Answer:
Lance, the 'Cobra' is really the `Detective Special' with an alloy frame, thereby reducing the weight from 22 oz to l5 oz. A government contract for an aircrew protection pistol, incorporated an alloy cylinder as well, though Colt never used this feature for commercial sales. Unlike the 'Detective Special', the 'Cobra' is made in .22 caliber, although the majority were sold in .32 and .38 caliber. Cobra's were manufactured from 1950 to 1981.

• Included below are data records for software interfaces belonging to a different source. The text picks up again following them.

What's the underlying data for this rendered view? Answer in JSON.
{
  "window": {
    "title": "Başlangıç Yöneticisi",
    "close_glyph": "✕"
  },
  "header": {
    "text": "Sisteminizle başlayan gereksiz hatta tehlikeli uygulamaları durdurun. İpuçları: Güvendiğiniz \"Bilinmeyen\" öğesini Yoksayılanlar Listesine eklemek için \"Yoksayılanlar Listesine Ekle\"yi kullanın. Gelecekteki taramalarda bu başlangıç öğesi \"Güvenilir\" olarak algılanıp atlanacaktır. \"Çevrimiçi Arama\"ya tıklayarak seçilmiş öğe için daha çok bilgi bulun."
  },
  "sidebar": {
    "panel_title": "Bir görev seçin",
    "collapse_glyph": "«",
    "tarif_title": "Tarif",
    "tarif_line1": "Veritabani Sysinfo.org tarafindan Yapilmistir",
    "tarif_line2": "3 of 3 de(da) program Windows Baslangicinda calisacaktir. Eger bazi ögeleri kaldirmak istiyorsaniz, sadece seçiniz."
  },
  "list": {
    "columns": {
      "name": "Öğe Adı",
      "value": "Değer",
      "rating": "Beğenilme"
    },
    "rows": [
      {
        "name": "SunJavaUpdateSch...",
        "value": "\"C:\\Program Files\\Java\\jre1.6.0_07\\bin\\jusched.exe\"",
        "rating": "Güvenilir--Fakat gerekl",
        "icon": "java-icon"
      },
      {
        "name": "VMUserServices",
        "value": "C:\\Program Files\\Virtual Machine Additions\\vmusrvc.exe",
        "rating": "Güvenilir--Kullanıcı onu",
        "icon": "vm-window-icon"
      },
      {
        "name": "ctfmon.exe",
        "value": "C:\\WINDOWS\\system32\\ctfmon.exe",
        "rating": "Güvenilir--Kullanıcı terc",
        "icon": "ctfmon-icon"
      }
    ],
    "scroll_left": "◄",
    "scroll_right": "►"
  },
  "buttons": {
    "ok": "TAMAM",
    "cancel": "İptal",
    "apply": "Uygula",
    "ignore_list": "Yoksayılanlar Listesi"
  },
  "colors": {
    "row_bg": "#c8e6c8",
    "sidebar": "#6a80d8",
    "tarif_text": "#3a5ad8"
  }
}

There is a Colt link in the `Manufacture Dates` section of the menu that runs up and down the left hand side of all of the pages at our site OldGuns.net. This link will take you to the Colt`s official web site. Colt indicates that serial 115163 LW was manufactured in 1961. Blue book values for Cobra's range from $120.00 to about $800.00 depending upon condition and exact model. Marc




15537  - BENTLEY & SON SHOTGUN
5/2/2017
Robert, Appomattox, Va. USA

Maker: Bentley & Son, Model: ?, Caliber: ?, Barrel Length: 26'', Finish: Don`t Know, SN: ?

Markings:
London, Bird, Double action hammer, fancy engravings

Question:
Where can I find out what this gun is, not sure if it`s a shotgun, definitely black powder, has a short ramrod with a screw tip.

Answer:
Robert- Without some good photos it is hard to be sure what you have. I do not have a listing for “Bentley & Son” in London, and suspect that may be a bogus name applied by an unscrupulous Belgian maker on a low quality export gun in hopes of fooling some American farmer into thinking they got a better quality gun. Or, it may relate to “Bentley & Son” of 12 South Castle Street in Liverpool at least circa 1846-1854 and possibly into the 1870s when percussion guns faded from the market as breechloaders became readily available.

Another option would be “Bentley & Sons” (plural) of 40 Lime Street in Liverpool circa 1851, but that is less likely a match. John Spangler